Project description:The aim of this study was to investigate the association between body-mass index (BMI) and remission in RA patients receiving conventional synthetic (cs-) or the biological Disease-Modifying Antirheumatic Drug (DMARD), tocilizumab. Individual participant data (IPD) were pooled from five trials investigating tocilizumab and/or csDMARDs therapy (primarily methotrexate) for RA. Time to first remission was recorded according to the Simplified Disease Activity Index (SDAI) and Clinical Disease Activity Index (CDAI). BMI was classified according to WHO definitions. Associations between baseline BMI and remission were assessed by Cox-proportional hazard analysis.
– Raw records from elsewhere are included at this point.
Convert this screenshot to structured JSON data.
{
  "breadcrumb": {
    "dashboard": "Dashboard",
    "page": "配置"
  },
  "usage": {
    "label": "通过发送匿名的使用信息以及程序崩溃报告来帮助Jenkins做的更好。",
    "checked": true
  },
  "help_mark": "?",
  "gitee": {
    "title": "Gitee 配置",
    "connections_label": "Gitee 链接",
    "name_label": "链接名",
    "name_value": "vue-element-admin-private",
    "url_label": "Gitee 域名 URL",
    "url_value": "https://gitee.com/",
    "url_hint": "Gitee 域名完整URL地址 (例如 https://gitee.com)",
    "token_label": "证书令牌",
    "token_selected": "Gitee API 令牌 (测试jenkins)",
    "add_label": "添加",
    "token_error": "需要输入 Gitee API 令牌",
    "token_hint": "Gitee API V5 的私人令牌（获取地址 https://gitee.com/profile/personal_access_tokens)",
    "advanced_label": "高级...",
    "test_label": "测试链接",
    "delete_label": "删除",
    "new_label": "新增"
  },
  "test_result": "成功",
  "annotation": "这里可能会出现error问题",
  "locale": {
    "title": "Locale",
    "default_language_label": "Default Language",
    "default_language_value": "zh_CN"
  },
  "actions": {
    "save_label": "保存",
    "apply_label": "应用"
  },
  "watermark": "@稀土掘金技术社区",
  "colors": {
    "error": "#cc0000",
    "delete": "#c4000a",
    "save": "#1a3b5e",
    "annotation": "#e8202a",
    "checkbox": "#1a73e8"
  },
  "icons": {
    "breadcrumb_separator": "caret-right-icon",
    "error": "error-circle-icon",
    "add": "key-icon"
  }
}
IPD were available from 5428 patients treated with tocilizumab?±?csDMARDs (n?=?4098) or csDMARDs alone (n?=?1330). Of these, 1839 (33.9%) had normal BMI, 1780 (32.8%) overweight, 1652 (30.4%) obese and 157 (2.9%) were underweight. Obesity, compared to normal BMI, was associated with less frequent remission using SDAI (adjusted HR 0.80 [95% CI 0.70-0.92]) and CDAI (adjusted HR 0.77 [0.68-0.87]). As continuous variable, increased BMI was associated with less frequent SDAI (P?=?0.001) and CDAI (P?=?0.001) defined remission. No heterogeneity in identified associations was observed between studies (P?=?0.08) or treatments (P?=?0.22). Obesity was negatively associated with RA disease remission regardless of RA therapy, suggesting that baseline BMI should be considered as a stratification factor in future RA trials.